Kazaa File Sharing Peers connect directly to each other; content is distributed and there is no central server. Search requests are sent to the “nearest” supernode, which tries to locate the content; if it fails, the request is sent to other supernodes. Any node running Kazaa with a good Internet connection can become a supernode. –Other Kazaa users upload lists of shared files to neighboring supernodes. –Supernodes facilitate search but do not host content; peers connect directly to download files. –Supernode status is controlled by the software based on user settings (permission to become a supernode, bandwidth restrictions, etc.).
Freenet P2P File Sharing Works similarly to Gnutella. Exceptions include: –Intermediaries store all results. (Diffuses responsibility.) –Uses proprietary protocol. (Eliminates HTTP monitorability.) Launched by Ian Clarke (Univ.of Edinburgh) in 1997. Explicitly anti-censorship, anti-copyright, and pro-anonymity in its goals. Less popular and less developed, although certain clients exist (see http://freeweb.sourceforge.net for a FreeNet 0.4 client).

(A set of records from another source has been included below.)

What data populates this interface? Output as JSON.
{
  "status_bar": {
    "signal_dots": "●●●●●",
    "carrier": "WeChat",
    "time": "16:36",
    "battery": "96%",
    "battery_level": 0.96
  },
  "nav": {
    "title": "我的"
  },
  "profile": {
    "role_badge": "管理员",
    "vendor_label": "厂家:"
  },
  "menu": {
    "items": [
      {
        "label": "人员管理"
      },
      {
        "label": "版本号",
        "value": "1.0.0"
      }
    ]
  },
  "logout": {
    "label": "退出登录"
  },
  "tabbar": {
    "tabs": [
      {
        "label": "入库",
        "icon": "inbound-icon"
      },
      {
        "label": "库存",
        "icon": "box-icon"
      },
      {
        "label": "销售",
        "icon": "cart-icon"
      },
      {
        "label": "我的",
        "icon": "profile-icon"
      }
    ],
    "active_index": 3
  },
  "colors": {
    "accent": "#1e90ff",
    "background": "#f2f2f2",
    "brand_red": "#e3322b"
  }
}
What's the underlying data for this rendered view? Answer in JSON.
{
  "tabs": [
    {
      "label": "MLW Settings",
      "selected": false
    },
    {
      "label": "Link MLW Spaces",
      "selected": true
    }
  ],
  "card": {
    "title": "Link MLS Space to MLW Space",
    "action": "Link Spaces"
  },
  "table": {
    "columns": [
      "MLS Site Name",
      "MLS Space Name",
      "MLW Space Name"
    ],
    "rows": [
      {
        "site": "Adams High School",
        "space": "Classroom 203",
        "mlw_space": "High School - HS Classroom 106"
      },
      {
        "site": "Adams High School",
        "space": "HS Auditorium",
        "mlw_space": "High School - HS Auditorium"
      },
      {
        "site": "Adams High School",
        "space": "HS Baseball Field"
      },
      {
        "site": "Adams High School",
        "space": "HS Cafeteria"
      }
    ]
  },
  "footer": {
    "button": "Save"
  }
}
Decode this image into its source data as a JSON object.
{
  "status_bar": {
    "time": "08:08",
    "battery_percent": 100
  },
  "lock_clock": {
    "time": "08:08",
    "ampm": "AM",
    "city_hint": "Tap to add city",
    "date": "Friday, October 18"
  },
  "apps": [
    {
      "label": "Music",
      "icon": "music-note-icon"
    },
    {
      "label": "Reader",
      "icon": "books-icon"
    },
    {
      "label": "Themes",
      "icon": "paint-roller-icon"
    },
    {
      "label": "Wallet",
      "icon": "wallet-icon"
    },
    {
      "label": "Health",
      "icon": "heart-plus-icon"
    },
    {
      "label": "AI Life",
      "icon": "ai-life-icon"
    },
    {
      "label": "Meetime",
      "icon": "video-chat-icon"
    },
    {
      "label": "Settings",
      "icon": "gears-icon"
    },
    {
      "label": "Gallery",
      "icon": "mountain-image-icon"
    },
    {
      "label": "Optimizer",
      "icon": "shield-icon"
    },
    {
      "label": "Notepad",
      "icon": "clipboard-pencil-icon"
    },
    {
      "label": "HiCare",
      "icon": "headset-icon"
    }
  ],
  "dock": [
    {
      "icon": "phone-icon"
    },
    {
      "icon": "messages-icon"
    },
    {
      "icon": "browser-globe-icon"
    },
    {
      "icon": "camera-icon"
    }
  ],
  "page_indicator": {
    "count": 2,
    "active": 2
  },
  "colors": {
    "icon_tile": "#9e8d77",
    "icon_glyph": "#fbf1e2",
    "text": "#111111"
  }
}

Reading Assignment this Week The following two sections of the Digital Dilemma report on technical-protection systems are required reading: http://books.nap.edu/html/digital_dilemma/ch5.html http://books.nap.edu/html/digital_dilemma/appE.html The following two articles are optional: “The Heavenly Jukebox” by C. Mann and “With Cable TV at MIT, Who Needs Napster?” by J. Schwartz.